Without the images, reproduce every entry exactly.

(RECORDS SHOWN Opens)

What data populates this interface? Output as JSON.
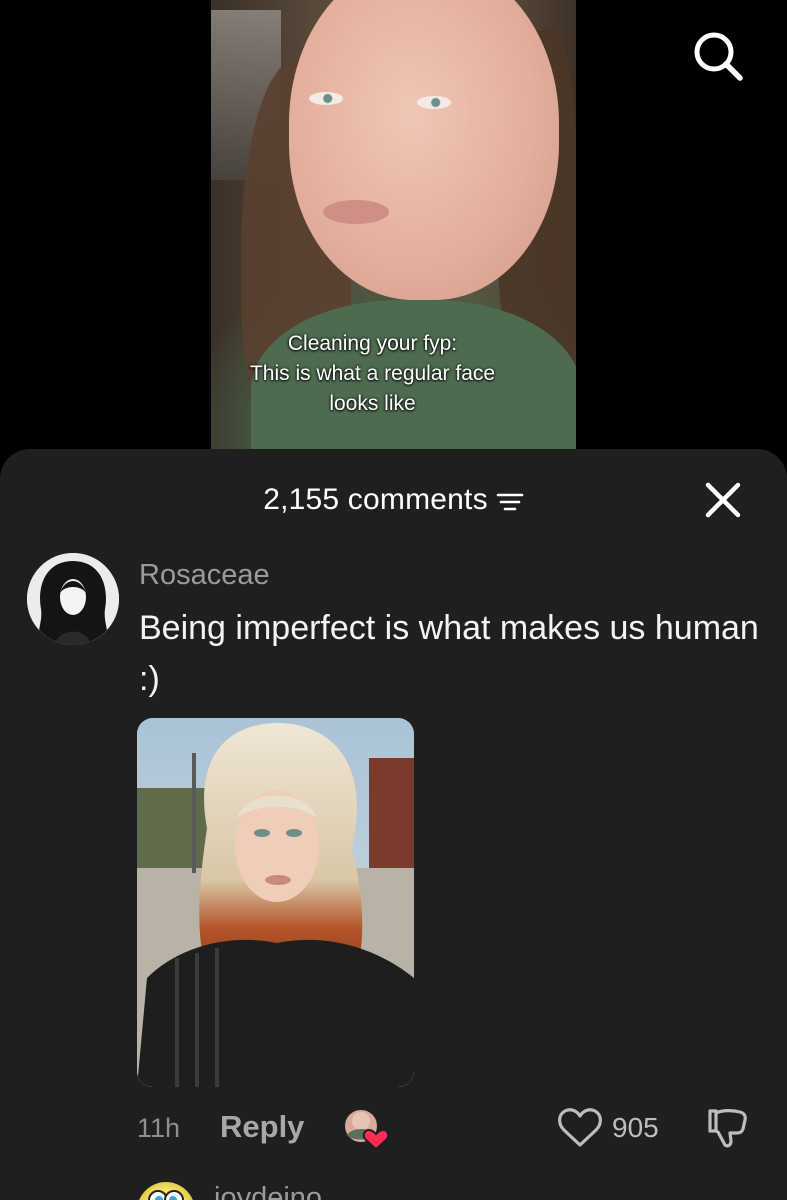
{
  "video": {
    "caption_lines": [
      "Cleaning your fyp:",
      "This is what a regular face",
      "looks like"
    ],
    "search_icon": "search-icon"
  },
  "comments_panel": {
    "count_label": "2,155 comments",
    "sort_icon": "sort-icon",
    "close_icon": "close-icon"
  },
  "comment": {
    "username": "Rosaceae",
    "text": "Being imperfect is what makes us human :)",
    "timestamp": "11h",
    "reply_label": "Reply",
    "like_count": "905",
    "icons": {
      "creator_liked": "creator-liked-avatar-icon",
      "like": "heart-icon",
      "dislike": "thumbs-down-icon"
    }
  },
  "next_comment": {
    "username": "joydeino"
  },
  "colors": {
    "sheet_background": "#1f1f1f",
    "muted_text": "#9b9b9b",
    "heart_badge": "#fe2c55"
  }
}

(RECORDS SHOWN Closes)

## REPLY
What data populates this interface? Output as JSON.
{
  "video": {
    "caption_lines": [
      "Cleaning your fyp:",
      "This is what a regular face",
      "looks like"
    ],
    "search_icon": "search-icon"
  },
  "comments_panel": {
    "count_label": "2,155 comments",
    "sort_icon": "sort-icon",
    "close_icon": "close-icon"
  },
  "comment": {
    "username": "Rosaceae",
    "text": "Being imperfect is what makes us human :)",
    "timestamp": "11h",
    "reply_label": "Reply",
    "like_count": "905",
    "icons": {
      "creator_liked": "creator-liked-avatar-icon",
      "like": "heart-icon",
      "dislike": "thumbs-down-icon"
    }
  },
  "next_comment": {
    "username": "joydeino"
  },
  "colors": {
    "sheet_background": "#1f1f1f",
    "muted_text": "#9b9b9b",
    "heart_badge": "#fe2c55"
  }
}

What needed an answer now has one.